If you’re an American who’s into food, you probably come to Paris like I did, expecting to have that Julia Child moment, the one from Julie & Julia, where a listing, husky-voiced Meryl Streep takes Julia’s first bite of sole meunière in a bistro and discovers … transcendence.
At home in California, before our flight, I looked again through the brooding, black-and-white photos (above) in an old book I’d loved as a young cook, Waverley Root’s The Food of France, and thought: “Can I find that in Paris, in 2012?” Root’s book is an amazing evocation: of French onion soup at Paris’s vanished night market, Les Halles, and bistros where weary market butchers in bloody smocks ate pig-ear terrines and stewed oxtail.
The thing about Paris’s bistros in their heyday of the late 19th century is how cheap and accessible they were, places where working guys and their wives (or mistresses) could spend an evening eating huge plates of cheap food and drinking ordinary wines. They were the ultimate neighborhood restaurants—nobody had to dress up, or worry about spilling on the tablecloth.
STEAKS ON FIRE
Night three, we eat in the 5th arrondissement at a self-consciously modern bistro, Terroir Parisien. The cooking’s fantastic: We eat museau (head cheese terrine with vinaigrette), oeufs en gelée, and skate with capers and beurre noisette, washed down with a beautifully structured Chardonnay from the Touraine. But the vibe is all wrong: The dining room wraps around a central bar like in an American bistro, with a hard-surface décor worthy of some upscale airport café.
I begin to think I will never have my Julia moment, not this trip. But then, on our second-to-last night, pretty much giving up, we wander into a random place on Rue Oberkampf, near the apartment we’re renting for the week. It’s a ridiculous corner place—À la Folie—all ’90s flash: pink neon sign, high-backed upholstered chairs that look like castoffs from a JW Marriott. It’s, like, 10:30 or something, and nobody’s eating here except a kid obliterating a plate of steak frites while texting, but it’s a warm night, so couples fill the half-dozen sidewalk tables.
We’ve given up finding awesome food; we’re just hungry. The guy behind the bar—who’s also waiter and cook—is balding and stocky, like a guy you’d see shopping at an auto parts store in the States. My husband and Michelle order duck confit and vodka over ice; I get hachis parmentier (the French version of shepherd’s pie) and a beer big enough to make a man twice my size feel hammered. The food is what you’d think: filling and unremarkable. Nothing anybody would ever seek out, but not terrible.

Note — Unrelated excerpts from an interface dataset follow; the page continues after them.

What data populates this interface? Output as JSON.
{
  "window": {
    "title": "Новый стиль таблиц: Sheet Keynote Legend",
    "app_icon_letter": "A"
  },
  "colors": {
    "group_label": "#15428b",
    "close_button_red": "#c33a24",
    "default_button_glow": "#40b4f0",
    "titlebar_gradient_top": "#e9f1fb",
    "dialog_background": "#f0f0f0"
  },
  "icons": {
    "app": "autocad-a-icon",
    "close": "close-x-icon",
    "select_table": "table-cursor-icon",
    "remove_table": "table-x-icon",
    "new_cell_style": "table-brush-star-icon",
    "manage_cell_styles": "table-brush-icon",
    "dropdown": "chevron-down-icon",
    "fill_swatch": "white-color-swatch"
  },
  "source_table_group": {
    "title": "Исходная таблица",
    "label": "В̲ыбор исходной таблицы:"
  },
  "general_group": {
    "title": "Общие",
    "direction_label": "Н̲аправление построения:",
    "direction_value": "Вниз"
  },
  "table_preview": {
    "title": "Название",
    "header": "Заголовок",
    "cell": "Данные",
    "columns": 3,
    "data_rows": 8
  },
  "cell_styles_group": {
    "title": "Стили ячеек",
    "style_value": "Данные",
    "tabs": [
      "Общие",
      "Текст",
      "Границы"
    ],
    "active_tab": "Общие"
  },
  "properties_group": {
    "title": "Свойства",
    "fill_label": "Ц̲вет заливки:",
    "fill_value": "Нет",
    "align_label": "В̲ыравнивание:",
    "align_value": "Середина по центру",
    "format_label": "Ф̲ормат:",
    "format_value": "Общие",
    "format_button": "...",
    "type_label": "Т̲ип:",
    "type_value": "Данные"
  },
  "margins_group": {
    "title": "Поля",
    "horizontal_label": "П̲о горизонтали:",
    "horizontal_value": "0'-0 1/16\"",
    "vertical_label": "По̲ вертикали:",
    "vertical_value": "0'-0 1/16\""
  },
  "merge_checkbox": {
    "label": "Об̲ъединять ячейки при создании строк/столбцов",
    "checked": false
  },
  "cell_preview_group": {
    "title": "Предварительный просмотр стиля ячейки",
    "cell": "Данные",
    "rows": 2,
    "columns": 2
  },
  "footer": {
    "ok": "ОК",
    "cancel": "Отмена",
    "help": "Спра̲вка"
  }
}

The bartender/waiter/cook runs through the kitchen’s swinging half-door; we see him slice a couple of steaks from a slab, toss them onto the grill, then run back out to the sidewalk, where a guy with a potbelly and a tight T-shirt pours Champagne for a woman in a perilously short skirt. The steaks flare on the grill; “Water Runs Dry” blasts through the speakers; potbelly dude flirts.

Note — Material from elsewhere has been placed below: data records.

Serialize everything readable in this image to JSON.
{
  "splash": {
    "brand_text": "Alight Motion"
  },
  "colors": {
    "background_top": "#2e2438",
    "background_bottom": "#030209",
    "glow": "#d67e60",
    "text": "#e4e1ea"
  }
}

So maybe this isn’t quite Amélie, or Julia having an epiphany. Still, this must be exactly the sort of place those classic bistros were like. You could get drunk on cheap Champagne here and nobody would care, buy a steak for your mistress, run your hand up her thigh under the table—nobody would give a shit. Swap out T-shirts and cheap minidresses for suits and cloche hats, update the décor to some 21st-century version of midrange posh, and damn if we weren’t watching a Brassaï photo flickering to life under pink neon.